As a daughter often is, in the early 20th century Sarah H. Jacobs Silver was the linchpin of Lewis and Mag Henderson’s family. Death and migration had forced in wedges. Sarah set her broad back against them. She was in Wilson with her sister Loudie’s son and grandchildren; her brother Lucian was in Dudley; and brother Caswell in New York. Sister Ann Elizabeth Henderson Simmons died leaving children, but Carrie Henderson Boseman left none behind. Sarah maintained links between them and across generations, made sure her aged parents were cared for, and, later, when Lucian was failing, saw to it that he and his sickly wife ate:
Mama Sarah’d fix dinner and send it down to Dudley on the train. The man that run the whatchacallit, engine? Up there, where stokes the fire or whatever is on the train. He would take it. She would tell what day she was gon send it. And so somebody’d be up there to the train station to get it. And the train, ‘cause a lot of time the train didn’t stop. But anyway, the man, the conductor, he would pull the thing, whatever, for the train to stop long enough for him to drop off this package. And that’s the way Mama sent food down there to Uncle Lucian and A’nt Susie.

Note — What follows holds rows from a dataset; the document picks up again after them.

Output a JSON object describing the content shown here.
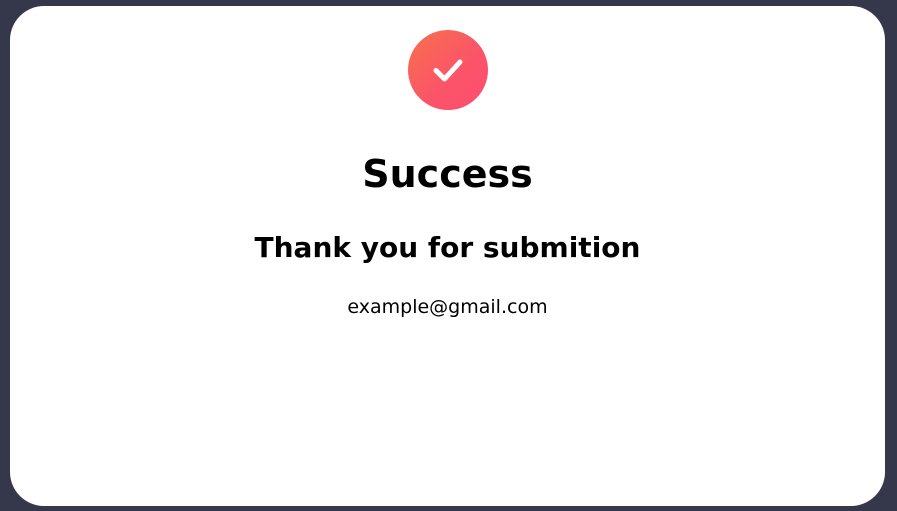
{
  "card": {
    "status_icon": "check-icon",
    "title": "Success",
    "message": "Thank you for submition",
    "email": "example@gmail.com"
  },
  "colors": {
    "background": "#35374b",
    "card": "#ffffff",
    "badge_gradient_start": "#f7714a",
    "badge_gradient_end": "#fd4c70",
    "text": "#000000"
  }
}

Though her mother was dead, and her grandmother, and her great-grandmother, and though she lived a long day’s journey away from her birthplace – because of Sarah my grandmother knew her family. Visited Uncle Lucian, A’nt Nancy, A’nt Ella, Cousin Henry and his wife Nora, and Cousin Dolly in Wayne County. Uncle Caswell in New York. Cousin Min in Philadelphia, and Min’s brother Daniel in Baltimore. Lived for a while with A’nt Mollie in Greensboro. Worked in tobacco with Cousin Elias and his children David John and Estelle. She didn’t always know exactly how she was kin to all these Hendersons, and over the years the bonds faded, but she knew they were her people. With her stories as blueprints, I was able to rebuild.
Interview of Hattie H. Ricks by Lisa Y. Henderson; all rights reserved.